“Station Eleven” was created by Patrick Somerville, based on the 2014 sci-fi/fantasy novel of the same name by Emily St. John Mandel. Twenty years after a flu pandemic wipes out almost all of civilization, a group of survivors who make their living as traveling performers encounter a violent cult led by a man whose past is unknowingly linked to a member of the troupe.
The series has been met with rave reviews from critics, buoyed by strong word of mouth as audiences inevitably draws parallels to their shared experiences of living under the weight of the (albeit less extreme) COVID-19 pandemic in real life. The HBO Max hit has been lauded for its strong ensemble cast led by Mackenzie Davis, Matilda Lawler, Himesh Patel, Lori Petty, Nabhaan Rizwan, David Wilmot and Daniel Zovatto against a haunting backdrop of a post-apocalyptic dystopia where humanity has been whittled down to a few survivors scattered across the Earth.
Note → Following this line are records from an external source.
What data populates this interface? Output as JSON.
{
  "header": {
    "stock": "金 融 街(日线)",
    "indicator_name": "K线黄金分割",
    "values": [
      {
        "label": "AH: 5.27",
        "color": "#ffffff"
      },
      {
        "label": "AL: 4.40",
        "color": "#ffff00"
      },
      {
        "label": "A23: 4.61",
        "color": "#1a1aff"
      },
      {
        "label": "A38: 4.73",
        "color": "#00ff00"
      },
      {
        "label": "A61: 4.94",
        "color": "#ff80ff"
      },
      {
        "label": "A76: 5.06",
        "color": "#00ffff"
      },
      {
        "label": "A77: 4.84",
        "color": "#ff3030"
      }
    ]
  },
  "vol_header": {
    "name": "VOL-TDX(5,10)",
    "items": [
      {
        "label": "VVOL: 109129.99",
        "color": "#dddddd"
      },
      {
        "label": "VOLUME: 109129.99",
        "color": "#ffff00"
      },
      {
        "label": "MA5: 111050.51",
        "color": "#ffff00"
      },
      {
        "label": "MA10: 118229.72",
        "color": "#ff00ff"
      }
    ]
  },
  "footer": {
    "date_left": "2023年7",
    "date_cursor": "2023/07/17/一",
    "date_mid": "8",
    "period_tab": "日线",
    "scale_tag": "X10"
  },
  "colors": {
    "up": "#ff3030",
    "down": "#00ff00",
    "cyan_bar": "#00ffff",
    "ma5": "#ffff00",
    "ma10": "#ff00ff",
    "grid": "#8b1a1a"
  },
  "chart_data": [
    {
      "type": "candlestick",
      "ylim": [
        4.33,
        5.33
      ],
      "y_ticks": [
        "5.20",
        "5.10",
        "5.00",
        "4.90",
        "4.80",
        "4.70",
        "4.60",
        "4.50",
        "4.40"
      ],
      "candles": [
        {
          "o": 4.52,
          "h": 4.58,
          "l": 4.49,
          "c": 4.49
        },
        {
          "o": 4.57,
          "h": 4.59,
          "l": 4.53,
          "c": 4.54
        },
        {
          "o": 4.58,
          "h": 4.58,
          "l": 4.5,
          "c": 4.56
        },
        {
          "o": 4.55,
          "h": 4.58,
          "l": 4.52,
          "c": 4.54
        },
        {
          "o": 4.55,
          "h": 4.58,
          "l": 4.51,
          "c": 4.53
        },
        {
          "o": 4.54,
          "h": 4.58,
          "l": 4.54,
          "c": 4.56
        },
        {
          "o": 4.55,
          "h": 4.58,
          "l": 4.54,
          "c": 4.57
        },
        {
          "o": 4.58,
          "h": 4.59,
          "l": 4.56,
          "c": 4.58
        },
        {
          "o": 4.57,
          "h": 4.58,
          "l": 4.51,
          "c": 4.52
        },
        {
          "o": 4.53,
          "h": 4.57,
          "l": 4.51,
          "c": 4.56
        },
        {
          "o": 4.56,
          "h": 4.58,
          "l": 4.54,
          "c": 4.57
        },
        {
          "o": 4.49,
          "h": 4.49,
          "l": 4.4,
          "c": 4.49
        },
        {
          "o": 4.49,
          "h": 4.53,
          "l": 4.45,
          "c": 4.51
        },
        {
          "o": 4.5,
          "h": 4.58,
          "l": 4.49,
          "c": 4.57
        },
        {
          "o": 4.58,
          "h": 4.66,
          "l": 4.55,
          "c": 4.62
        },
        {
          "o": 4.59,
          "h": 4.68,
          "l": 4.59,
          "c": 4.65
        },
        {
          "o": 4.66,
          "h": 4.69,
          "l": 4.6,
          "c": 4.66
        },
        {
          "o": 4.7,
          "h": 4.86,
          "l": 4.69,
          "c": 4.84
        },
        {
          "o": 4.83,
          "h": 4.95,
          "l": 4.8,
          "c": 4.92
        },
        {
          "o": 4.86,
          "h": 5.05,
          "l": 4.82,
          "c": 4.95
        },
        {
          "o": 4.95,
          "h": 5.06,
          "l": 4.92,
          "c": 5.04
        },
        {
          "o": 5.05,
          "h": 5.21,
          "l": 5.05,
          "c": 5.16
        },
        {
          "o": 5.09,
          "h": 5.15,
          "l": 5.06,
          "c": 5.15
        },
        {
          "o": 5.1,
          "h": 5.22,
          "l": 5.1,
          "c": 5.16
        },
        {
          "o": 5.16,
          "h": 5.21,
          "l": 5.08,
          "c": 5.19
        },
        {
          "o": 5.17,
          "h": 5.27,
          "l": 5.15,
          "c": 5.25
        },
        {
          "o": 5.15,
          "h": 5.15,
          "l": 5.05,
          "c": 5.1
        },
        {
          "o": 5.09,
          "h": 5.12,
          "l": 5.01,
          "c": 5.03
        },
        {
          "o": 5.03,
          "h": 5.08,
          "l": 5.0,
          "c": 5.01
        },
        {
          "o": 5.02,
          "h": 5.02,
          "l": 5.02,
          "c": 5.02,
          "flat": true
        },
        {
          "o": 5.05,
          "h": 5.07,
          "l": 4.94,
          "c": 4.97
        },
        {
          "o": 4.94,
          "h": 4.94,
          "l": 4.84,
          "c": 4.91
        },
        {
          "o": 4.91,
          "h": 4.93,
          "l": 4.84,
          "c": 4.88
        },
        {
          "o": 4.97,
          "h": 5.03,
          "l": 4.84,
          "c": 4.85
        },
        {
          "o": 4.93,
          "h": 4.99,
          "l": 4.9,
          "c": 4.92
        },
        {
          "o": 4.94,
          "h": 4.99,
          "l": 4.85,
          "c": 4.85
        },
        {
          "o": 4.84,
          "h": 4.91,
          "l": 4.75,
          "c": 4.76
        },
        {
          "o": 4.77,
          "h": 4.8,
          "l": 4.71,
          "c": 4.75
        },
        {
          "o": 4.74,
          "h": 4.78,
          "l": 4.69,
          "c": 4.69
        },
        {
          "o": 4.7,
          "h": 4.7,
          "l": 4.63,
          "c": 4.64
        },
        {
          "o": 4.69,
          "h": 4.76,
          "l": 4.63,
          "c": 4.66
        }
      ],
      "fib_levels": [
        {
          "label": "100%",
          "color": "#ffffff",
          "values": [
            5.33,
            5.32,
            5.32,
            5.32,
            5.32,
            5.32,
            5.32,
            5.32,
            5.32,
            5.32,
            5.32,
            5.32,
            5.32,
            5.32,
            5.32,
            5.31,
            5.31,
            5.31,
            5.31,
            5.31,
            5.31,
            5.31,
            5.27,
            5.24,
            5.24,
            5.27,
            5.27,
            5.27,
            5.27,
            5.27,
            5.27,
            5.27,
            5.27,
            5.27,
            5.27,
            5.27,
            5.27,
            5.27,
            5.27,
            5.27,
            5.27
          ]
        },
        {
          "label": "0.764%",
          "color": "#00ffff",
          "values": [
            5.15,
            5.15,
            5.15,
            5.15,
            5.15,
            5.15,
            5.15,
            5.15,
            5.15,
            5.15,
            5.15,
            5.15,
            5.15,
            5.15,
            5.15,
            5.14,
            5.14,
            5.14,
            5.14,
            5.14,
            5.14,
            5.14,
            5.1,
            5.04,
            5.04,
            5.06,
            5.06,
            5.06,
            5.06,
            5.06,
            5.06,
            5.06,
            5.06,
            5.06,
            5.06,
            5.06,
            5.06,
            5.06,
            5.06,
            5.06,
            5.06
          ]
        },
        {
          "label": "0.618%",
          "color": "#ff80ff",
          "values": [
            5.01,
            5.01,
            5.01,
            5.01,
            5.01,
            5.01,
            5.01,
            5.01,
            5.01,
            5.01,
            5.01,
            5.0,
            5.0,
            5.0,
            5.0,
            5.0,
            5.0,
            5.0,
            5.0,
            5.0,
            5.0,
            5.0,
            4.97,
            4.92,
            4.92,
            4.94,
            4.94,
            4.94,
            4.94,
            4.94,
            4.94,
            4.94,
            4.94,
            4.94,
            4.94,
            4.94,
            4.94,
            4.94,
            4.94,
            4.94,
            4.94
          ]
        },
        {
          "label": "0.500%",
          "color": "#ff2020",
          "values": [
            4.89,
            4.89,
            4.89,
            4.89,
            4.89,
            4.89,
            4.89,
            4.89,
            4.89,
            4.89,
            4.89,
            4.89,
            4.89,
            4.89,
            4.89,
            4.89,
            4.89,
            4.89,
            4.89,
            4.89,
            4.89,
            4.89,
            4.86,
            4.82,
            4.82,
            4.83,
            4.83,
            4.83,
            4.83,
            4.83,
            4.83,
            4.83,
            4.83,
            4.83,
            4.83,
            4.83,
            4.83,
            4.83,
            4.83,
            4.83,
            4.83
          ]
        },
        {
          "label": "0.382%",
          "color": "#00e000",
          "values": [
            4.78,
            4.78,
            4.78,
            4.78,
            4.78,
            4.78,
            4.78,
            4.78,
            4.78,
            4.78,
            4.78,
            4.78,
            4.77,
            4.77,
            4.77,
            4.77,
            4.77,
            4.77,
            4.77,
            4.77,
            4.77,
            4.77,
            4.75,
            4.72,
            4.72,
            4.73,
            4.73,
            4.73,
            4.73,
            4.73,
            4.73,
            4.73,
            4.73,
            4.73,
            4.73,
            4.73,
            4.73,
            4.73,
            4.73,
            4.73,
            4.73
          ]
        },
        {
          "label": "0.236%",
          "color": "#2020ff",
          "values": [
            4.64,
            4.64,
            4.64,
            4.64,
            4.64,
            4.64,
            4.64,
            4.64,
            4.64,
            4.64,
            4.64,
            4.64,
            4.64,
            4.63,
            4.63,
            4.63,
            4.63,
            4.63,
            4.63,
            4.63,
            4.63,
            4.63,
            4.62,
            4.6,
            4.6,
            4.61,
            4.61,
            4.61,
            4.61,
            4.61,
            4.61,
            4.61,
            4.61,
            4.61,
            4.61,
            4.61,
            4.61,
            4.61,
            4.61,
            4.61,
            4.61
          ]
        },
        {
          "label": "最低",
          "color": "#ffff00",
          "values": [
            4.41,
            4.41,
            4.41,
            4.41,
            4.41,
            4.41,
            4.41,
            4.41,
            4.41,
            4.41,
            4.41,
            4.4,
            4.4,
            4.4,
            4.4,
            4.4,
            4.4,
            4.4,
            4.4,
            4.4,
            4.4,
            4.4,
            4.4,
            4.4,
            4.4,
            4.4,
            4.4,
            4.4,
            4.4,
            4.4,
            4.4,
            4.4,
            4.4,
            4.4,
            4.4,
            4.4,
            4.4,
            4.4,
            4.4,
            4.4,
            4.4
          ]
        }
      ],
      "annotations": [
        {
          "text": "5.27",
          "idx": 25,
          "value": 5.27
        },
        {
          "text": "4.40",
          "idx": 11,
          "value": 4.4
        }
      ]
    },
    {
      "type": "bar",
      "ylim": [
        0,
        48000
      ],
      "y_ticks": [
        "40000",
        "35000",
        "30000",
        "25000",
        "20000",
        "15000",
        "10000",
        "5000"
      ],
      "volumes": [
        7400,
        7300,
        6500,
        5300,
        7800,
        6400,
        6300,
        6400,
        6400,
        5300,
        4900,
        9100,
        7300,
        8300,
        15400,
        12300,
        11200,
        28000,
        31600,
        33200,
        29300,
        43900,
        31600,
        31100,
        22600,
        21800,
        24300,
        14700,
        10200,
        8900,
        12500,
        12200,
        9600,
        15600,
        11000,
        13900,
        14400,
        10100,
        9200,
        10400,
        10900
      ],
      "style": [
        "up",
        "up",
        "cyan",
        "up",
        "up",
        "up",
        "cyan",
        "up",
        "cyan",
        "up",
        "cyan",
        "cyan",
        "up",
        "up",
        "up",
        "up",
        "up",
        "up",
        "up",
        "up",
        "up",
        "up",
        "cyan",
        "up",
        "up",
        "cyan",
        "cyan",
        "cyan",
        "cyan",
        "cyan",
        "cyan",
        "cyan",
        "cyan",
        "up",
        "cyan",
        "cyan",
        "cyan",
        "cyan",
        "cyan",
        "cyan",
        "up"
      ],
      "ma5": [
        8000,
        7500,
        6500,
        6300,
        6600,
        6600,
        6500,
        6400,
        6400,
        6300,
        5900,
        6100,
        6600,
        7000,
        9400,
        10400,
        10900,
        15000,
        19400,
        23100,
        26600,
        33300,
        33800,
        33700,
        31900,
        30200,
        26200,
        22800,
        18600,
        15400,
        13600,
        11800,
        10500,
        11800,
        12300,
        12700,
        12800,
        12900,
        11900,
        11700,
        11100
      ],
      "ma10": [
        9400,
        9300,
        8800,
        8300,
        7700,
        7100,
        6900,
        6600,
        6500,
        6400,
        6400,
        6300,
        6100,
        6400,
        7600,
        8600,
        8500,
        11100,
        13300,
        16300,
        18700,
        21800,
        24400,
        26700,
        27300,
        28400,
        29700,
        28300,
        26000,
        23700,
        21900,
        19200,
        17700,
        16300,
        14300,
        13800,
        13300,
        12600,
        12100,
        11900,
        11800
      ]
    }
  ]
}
Murai, a Grammy winner for directing the music video for Childish Gambino‘s Record and Song of the Year-winning “This is America,” is nominated by the DGA this year for directing the series pilot, entitled “Wheel of Fire,” which sets up the show’s narrative and establishes some of its main players, scrambling to make sense of an emerging global pandemic that is brutally and almost immediately killing people infected with a mysterious flu-like illness.